*** SOURCE DATA ***

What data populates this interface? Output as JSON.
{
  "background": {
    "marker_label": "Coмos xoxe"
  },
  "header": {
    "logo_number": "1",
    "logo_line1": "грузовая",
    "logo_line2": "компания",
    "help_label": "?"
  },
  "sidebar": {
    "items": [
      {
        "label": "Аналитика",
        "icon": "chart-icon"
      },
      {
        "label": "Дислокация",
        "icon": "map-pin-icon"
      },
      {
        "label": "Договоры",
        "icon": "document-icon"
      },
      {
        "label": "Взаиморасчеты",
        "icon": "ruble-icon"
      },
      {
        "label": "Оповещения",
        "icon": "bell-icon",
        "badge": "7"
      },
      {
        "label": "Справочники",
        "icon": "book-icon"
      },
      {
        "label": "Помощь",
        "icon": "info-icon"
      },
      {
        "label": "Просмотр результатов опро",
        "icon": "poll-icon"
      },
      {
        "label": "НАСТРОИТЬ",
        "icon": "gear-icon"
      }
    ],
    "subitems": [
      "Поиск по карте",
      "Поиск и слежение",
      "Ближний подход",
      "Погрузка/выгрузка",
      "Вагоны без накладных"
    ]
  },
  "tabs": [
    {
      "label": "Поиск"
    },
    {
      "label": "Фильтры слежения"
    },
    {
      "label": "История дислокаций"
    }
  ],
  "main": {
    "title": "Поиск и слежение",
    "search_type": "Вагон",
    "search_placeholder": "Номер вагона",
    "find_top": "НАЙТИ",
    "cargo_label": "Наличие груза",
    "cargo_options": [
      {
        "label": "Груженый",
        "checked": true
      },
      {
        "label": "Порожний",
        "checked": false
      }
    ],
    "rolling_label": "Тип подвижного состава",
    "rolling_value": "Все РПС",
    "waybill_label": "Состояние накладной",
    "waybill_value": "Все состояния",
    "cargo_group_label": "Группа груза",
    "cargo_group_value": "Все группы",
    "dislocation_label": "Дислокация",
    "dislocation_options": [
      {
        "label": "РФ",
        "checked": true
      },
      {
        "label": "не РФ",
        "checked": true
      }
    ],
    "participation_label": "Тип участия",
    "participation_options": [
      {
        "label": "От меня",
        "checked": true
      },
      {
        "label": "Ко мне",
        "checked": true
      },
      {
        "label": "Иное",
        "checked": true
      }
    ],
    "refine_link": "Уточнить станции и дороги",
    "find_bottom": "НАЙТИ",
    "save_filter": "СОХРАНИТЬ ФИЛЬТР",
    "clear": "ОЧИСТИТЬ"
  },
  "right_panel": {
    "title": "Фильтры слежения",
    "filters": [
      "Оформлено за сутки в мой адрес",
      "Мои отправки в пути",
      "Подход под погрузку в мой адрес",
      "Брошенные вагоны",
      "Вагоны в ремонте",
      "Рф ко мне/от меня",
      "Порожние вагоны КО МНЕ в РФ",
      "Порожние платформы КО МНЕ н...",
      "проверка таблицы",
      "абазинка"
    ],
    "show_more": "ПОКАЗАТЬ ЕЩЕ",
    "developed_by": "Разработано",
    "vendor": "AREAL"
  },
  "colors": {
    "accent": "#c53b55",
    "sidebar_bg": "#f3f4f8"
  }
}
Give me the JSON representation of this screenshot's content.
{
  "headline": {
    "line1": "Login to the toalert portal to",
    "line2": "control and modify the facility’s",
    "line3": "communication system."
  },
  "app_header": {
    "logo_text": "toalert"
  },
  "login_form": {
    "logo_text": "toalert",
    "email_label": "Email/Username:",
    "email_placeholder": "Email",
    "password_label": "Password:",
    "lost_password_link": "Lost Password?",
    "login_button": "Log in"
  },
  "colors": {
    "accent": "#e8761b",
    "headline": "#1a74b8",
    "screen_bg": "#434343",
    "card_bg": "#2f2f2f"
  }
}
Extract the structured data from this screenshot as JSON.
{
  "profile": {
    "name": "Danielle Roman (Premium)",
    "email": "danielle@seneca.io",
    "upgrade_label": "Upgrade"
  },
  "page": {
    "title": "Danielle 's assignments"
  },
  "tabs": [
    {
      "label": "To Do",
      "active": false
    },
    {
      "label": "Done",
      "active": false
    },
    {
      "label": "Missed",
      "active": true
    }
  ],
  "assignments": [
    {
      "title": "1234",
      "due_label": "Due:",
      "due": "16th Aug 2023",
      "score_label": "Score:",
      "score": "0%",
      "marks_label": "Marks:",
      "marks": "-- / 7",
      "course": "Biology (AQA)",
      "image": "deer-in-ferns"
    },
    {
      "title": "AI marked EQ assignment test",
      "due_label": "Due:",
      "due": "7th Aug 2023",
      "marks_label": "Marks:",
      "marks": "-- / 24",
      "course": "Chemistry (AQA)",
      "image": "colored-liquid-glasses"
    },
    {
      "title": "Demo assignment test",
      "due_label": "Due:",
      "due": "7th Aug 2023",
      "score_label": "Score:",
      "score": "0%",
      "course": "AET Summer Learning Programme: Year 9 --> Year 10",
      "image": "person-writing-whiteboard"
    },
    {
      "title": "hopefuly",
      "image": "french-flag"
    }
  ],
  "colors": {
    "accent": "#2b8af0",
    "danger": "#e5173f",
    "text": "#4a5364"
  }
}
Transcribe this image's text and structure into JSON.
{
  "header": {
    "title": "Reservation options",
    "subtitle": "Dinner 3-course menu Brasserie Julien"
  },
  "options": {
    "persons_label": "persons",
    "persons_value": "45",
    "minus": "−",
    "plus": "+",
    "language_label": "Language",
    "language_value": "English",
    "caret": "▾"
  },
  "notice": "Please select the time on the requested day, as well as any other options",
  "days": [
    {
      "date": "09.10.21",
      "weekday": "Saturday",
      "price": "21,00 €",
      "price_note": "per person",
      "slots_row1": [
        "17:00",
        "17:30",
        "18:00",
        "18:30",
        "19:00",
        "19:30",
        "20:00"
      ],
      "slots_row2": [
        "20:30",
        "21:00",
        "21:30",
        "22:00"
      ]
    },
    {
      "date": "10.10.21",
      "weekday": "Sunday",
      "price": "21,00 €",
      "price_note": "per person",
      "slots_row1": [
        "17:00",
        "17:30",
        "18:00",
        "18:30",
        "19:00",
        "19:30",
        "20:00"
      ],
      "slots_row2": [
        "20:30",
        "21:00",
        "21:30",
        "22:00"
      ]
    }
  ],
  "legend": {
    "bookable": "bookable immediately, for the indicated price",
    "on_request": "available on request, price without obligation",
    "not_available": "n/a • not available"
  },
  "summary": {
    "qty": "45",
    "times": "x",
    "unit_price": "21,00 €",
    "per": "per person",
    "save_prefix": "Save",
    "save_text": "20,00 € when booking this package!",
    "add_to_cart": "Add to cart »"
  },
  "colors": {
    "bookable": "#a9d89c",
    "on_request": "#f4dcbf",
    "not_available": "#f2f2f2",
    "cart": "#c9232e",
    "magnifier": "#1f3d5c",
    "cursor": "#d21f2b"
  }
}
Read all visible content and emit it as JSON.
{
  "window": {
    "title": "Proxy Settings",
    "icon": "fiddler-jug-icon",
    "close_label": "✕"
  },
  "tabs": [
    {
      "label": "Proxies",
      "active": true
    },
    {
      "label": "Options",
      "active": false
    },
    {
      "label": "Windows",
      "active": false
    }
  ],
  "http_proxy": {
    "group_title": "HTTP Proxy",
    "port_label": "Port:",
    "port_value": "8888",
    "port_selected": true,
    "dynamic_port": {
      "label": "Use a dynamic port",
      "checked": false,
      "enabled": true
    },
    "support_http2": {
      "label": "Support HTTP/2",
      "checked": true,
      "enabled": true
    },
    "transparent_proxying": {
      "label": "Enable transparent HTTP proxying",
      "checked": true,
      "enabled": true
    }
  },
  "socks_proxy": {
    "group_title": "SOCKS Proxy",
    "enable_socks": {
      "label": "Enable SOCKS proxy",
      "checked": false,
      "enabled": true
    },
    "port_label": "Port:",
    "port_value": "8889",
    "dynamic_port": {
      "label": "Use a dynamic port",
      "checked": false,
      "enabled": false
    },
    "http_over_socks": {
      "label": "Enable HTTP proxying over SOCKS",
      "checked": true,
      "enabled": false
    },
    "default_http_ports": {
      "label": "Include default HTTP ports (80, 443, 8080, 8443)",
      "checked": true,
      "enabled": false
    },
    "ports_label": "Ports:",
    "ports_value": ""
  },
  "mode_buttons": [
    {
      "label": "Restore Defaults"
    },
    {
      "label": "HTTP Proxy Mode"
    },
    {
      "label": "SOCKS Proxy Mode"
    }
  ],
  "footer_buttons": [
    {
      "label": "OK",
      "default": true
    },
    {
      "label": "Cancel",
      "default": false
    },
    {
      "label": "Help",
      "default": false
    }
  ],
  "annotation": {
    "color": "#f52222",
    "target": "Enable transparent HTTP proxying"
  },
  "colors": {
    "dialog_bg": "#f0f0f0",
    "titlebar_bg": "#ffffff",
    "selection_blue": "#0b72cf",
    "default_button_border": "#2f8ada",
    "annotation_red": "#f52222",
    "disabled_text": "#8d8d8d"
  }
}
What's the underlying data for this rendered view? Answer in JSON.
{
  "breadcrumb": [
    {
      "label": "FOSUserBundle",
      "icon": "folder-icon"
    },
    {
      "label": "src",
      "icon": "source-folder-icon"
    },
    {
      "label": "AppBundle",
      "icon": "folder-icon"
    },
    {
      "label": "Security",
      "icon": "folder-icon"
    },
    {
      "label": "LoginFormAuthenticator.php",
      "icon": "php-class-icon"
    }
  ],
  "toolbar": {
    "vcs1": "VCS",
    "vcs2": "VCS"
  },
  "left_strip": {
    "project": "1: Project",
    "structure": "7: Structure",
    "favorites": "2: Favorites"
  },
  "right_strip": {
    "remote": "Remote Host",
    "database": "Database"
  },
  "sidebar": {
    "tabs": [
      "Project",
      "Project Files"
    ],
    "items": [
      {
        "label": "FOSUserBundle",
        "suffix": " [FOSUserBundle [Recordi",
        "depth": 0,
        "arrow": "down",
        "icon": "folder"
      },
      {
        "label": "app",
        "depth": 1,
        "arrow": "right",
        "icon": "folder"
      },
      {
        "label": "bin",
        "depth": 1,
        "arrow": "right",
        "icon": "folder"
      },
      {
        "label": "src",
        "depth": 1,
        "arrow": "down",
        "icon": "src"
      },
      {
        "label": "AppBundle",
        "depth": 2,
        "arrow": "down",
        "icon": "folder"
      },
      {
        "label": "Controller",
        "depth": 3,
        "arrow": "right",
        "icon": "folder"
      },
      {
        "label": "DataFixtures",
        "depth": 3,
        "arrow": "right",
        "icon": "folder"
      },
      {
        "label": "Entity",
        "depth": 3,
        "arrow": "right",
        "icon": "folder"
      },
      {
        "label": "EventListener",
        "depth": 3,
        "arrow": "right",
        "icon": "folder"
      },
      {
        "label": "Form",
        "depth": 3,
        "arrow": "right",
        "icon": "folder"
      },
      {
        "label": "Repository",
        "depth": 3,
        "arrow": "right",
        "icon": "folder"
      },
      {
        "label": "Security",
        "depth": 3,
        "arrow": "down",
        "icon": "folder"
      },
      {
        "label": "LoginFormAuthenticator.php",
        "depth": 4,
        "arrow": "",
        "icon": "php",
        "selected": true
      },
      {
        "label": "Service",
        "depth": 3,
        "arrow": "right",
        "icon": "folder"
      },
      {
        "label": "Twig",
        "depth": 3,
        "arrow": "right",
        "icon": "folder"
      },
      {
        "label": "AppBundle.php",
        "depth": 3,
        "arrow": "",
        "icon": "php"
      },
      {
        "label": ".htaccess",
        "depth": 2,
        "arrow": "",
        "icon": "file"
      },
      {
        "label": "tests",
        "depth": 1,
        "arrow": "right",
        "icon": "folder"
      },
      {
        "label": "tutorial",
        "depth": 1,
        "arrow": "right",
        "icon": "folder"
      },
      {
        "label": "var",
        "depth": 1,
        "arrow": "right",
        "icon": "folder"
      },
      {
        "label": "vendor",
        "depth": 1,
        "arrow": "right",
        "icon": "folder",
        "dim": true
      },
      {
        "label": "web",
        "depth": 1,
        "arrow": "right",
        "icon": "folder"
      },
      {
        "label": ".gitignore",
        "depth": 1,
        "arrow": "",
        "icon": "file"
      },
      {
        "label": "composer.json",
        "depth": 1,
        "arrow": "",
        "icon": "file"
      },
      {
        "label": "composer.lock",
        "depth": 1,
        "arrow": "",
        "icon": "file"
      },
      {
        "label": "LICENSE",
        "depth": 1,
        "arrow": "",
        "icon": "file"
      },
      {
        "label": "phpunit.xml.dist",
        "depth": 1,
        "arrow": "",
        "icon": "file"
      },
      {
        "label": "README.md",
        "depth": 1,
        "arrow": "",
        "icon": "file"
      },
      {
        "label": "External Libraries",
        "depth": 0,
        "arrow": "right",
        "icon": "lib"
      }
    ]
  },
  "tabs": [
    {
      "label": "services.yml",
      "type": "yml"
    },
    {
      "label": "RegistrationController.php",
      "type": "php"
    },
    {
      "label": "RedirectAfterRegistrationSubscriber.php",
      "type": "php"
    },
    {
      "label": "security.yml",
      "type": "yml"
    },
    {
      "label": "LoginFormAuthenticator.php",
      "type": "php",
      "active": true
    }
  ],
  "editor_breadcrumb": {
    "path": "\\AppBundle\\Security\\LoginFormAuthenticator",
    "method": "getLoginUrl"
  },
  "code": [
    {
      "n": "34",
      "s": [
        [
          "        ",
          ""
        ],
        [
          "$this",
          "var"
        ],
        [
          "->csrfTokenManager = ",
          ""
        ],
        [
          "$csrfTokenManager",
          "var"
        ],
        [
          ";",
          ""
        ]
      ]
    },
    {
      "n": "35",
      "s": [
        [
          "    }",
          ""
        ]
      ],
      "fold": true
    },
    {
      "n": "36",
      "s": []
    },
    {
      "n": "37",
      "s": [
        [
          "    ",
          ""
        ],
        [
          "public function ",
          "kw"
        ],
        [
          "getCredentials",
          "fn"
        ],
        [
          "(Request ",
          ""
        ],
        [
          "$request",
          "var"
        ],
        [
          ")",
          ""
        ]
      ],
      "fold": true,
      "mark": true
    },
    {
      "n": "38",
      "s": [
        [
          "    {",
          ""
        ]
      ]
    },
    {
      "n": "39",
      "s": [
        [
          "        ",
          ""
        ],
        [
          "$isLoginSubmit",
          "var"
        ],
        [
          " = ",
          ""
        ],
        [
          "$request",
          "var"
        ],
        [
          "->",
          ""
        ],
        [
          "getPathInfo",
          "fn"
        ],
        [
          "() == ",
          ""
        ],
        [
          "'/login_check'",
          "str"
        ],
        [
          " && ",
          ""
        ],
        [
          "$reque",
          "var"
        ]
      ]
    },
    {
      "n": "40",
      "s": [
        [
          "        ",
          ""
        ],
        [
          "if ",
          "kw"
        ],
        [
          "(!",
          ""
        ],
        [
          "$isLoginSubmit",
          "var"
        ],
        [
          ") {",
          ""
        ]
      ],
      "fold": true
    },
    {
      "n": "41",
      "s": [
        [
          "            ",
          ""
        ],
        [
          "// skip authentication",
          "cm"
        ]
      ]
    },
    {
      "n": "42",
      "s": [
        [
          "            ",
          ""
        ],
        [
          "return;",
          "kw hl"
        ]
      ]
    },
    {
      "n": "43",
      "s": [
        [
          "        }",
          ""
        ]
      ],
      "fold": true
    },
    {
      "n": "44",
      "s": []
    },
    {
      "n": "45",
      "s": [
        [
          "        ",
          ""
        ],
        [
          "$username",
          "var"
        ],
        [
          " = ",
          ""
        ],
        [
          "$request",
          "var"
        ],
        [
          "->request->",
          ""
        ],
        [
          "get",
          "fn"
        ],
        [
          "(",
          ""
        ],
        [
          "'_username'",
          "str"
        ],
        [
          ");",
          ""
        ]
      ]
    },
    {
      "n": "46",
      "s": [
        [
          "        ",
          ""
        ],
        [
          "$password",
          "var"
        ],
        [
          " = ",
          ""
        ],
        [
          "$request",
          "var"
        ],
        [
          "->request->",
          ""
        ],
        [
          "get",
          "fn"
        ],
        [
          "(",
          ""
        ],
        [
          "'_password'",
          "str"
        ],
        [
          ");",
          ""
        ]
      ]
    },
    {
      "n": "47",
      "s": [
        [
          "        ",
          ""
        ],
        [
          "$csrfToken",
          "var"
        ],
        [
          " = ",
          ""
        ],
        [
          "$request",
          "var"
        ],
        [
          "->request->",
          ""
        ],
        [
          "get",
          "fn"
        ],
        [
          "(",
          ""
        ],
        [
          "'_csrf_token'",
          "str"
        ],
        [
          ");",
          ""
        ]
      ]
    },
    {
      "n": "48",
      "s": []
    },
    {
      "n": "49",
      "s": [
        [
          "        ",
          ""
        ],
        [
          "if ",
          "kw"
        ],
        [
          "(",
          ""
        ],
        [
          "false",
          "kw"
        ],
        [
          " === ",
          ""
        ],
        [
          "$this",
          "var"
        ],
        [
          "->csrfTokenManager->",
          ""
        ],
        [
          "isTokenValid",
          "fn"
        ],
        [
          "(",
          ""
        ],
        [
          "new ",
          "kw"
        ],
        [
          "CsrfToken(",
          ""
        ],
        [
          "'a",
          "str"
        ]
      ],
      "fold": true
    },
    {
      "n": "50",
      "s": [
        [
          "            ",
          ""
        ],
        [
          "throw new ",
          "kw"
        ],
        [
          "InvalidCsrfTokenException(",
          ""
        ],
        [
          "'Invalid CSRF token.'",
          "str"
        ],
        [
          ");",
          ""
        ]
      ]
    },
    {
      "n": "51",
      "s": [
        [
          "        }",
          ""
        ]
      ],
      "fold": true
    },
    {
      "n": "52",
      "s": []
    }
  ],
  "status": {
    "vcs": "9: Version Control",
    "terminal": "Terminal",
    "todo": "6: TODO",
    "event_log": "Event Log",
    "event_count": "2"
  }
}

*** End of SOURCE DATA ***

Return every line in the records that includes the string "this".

What data populates this interface? Output as JSON.
Give me the JSON representation of this screenshot's content.
Extract the structured data from this screenshot as JSON.
Transcribe this image's text and structure into JSON.
    "save_text": "20,00 € when booking this package!",
What's the underlying data for this rendered view? Answer in JSON.
          "$this",
          "$this",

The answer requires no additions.